MATERIAL FOR THIS TASK:
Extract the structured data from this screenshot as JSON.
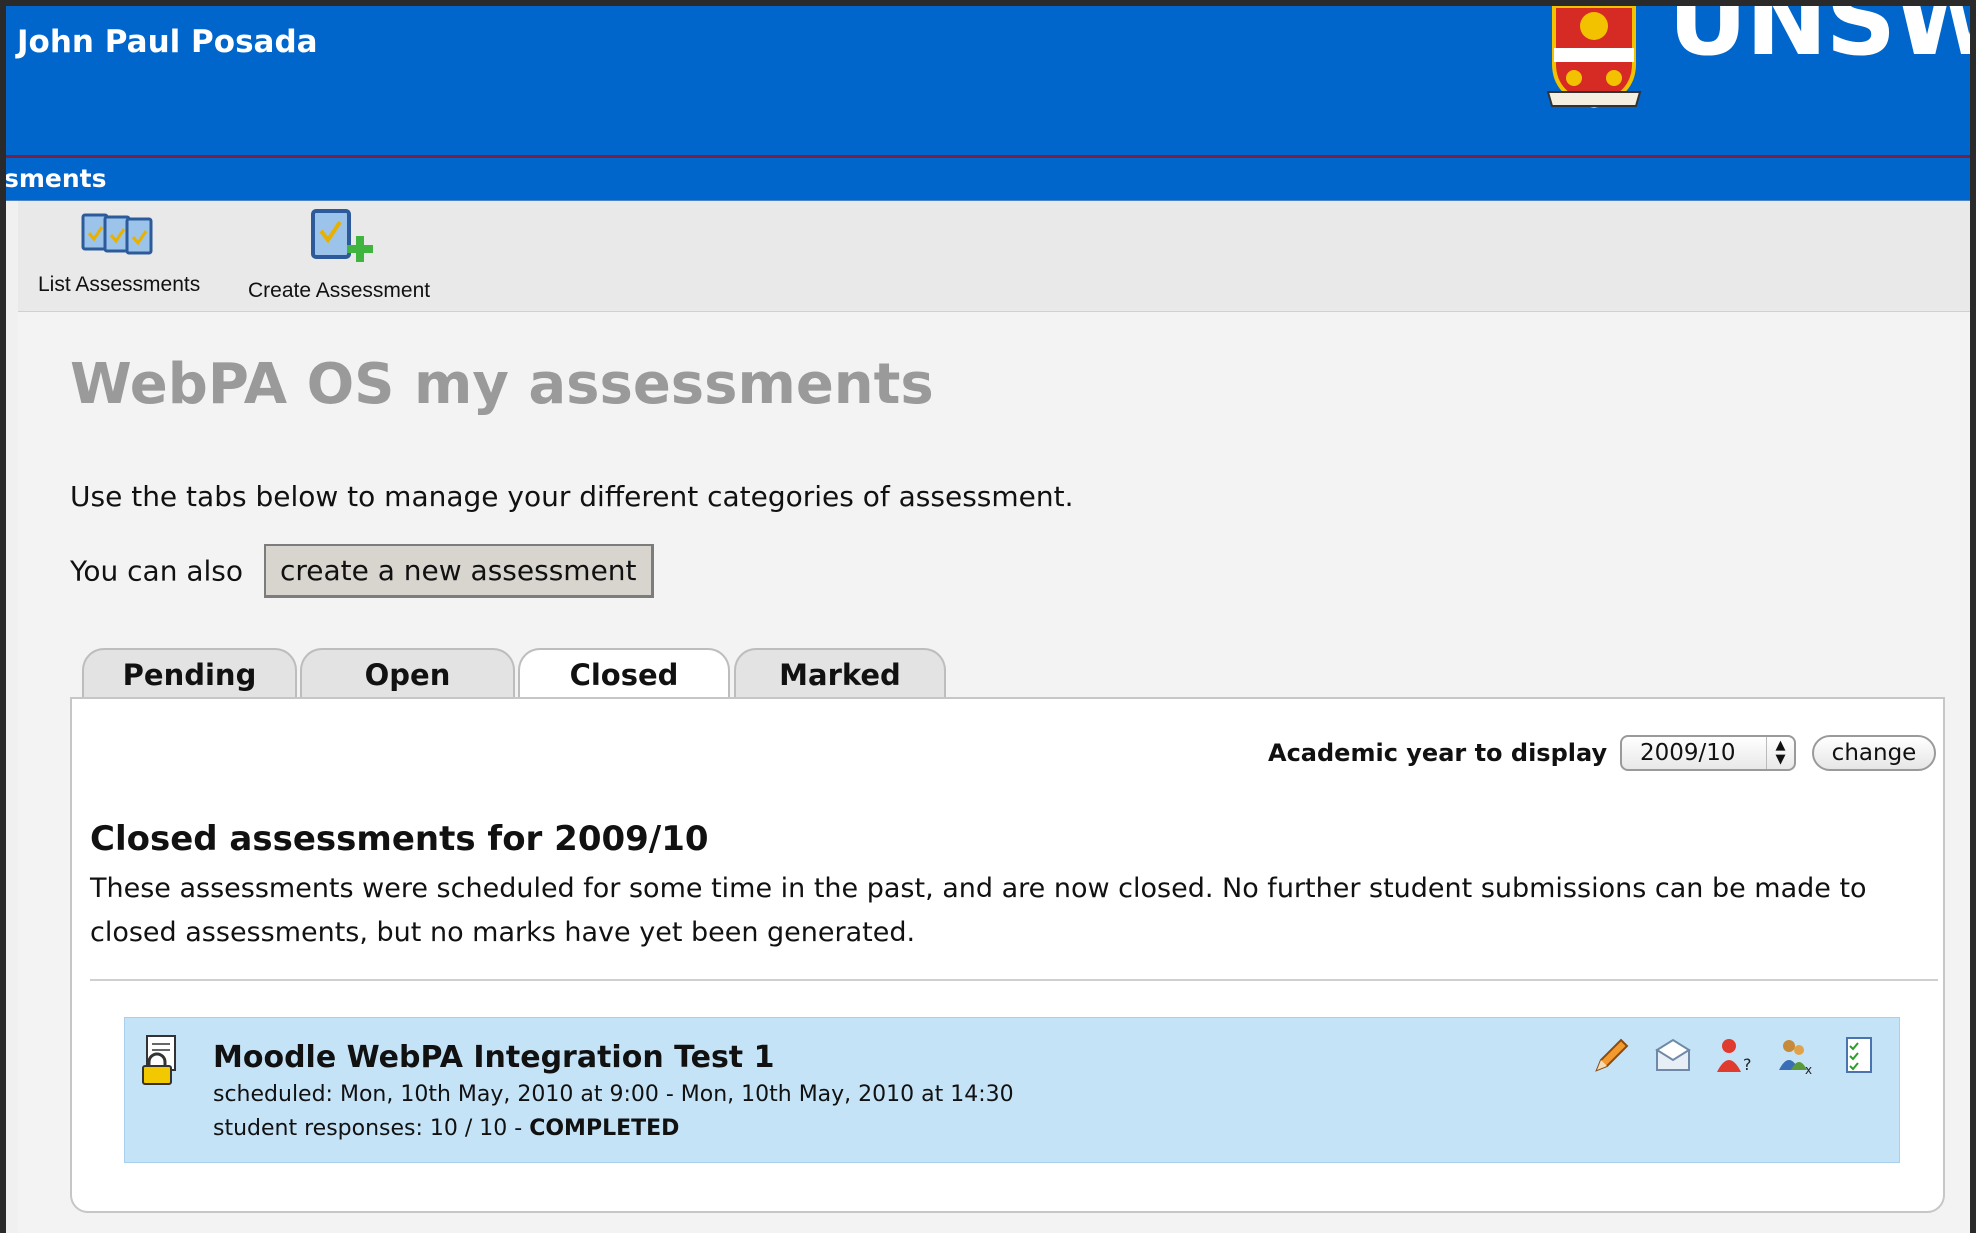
{
  "header": {
    "user_name": "John Paul Posada",
    "brand": "UNSW",
    "nav_text": "sments"
  },
  "toolbar": {
    "list_label": "List Assessments",
    "create_label": "Create Assessment"
  },
  "page": {
    "title": "WebPA OS my assessments",
    "intro": "Use the tabs below to manage your different categories of assessment.",
    "also_text": "You can also",
    "create_button": "create a new assessment"
  },
  "tabs": [
    {
      "label": "Pending",
      "active": false
    },
    {
      "label": "Open",
      "active": false
    },
    {
      "label": "Closed",
      "active": true
    },
    {
      "label": "Marked",
      "active": false
    }
  ],
  "filter": {
    "label": "Academic year to display",
    "selected_year": "2009/10",
    "change_button": "change"
  },
  "section": {
    "heading": "Closed assessments for 2009/10",
    "description": "These assessments were scheduled for some time in the past, and are now closed. No further student submissions can be made to closed assessments, but no marks have yet been generated."
  },
  "assessment": {
    "title": "Moodle WebPA Integration Test 1",
    "scheduled": "scheduled: Mon, 10th May, 2010 at 9:00  -  Mon, 10th May, 2010 at 14:30",
    "responses_prefix": "student responses: 10 / 10 - ",
    "status": "COMPLETED",
    "icons": [
      "edit-icon",
      "email-icon",
      "student-help-icon",
      "mark-sheet-icon",
      "checklist-icon"
    ]
  },
  "colors": {
    "header_blue": "#0066cc",
    "row_highlight": "#c5e3f7",
    "title_gray": "#9a9a9a"
  }
}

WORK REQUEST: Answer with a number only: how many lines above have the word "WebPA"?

ANSWER FOR THIS EXERCISE: 2